> [Listed entries]:
::::::
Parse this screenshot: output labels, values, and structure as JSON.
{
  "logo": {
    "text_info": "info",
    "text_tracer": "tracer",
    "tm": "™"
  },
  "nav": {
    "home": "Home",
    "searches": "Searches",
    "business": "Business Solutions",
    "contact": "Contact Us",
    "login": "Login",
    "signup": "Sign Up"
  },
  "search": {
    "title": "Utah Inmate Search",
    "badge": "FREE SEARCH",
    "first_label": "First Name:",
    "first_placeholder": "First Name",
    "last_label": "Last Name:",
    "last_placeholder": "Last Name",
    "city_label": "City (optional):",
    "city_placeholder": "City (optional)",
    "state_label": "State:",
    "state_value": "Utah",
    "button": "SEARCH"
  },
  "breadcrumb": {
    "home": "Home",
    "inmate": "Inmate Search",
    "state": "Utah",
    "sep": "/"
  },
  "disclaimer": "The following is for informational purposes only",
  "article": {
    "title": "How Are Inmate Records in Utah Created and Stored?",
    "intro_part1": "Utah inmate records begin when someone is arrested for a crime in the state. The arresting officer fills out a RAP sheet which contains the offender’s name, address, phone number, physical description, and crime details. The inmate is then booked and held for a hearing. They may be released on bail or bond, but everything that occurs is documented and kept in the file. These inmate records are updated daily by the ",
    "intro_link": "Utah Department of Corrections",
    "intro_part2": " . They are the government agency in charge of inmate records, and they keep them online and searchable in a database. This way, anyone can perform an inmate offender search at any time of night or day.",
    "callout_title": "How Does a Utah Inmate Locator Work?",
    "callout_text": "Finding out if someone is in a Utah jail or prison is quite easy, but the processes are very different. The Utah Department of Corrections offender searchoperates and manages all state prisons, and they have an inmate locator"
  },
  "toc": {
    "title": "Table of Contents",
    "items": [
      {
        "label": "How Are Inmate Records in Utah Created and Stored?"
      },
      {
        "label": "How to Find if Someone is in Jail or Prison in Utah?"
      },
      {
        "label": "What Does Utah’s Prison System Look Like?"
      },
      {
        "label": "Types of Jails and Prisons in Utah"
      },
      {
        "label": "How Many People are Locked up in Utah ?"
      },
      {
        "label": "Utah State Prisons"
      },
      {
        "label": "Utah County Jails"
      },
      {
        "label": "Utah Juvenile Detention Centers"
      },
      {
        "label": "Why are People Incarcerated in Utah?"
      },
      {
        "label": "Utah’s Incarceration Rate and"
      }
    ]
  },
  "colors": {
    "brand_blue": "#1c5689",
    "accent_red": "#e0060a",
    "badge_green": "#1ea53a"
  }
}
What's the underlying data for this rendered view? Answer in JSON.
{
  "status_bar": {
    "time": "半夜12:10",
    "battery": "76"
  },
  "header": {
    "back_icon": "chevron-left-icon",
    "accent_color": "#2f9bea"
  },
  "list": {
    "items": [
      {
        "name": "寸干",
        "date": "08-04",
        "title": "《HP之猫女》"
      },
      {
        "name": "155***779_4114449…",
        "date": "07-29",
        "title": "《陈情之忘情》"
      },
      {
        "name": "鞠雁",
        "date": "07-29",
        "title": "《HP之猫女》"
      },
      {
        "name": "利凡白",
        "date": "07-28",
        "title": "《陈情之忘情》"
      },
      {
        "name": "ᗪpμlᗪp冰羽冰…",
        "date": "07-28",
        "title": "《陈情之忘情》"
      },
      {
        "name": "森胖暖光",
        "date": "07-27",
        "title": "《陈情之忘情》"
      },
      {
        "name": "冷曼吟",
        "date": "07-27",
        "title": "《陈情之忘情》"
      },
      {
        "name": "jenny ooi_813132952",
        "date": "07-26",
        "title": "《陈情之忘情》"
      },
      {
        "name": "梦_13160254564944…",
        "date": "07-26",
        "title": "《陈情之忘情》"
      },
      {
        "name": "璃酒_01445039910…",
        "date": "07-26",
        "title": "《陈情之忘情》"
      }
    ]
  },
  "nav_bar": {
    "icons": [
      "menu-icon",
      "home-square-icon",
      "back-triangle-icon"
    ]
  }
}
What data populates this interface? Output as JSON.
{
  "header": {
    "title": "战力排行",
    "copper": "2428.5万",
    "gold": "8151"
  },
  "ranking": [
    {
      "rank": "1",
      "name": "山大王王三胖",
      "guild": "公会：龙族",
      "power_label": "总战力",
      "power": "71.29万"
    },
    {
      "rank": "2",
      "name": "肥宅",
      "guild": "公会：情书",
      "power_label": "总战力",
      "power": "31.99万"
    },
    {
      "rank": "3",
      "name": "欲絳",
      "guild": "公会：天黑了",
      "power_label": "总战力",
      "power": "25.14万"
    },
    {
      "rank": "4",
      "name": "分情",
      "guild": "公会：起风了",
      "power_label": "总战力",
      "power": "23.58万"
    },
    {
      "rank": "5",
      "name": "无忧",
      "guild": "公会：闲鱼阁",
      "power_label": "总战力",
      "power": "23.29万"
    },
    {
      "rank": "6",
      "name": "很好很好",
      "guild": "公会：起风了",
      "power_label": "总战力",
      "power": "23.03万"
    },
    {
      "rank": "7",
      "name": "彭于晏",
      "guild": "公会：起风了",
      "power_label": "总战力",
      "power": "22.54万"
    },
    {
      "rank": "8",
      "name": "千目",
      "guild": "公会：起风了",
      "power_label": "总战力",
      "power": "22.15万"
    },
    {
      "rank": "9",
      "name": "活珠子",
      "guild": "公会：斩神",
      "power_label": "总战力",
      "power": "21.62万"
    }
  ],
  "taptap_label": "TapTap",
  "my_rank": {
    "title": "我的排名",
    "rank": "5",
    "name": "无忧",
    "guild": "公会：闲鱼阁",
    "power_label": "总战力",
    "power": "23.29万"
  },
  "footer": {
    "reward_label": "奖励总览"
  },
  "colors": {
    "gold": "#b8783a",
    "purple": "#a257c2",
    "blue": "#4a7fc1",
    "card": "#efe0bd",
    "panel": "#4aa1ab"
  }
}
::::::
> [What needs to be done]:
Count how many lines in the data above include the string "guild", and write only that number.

> [Your solution]:
10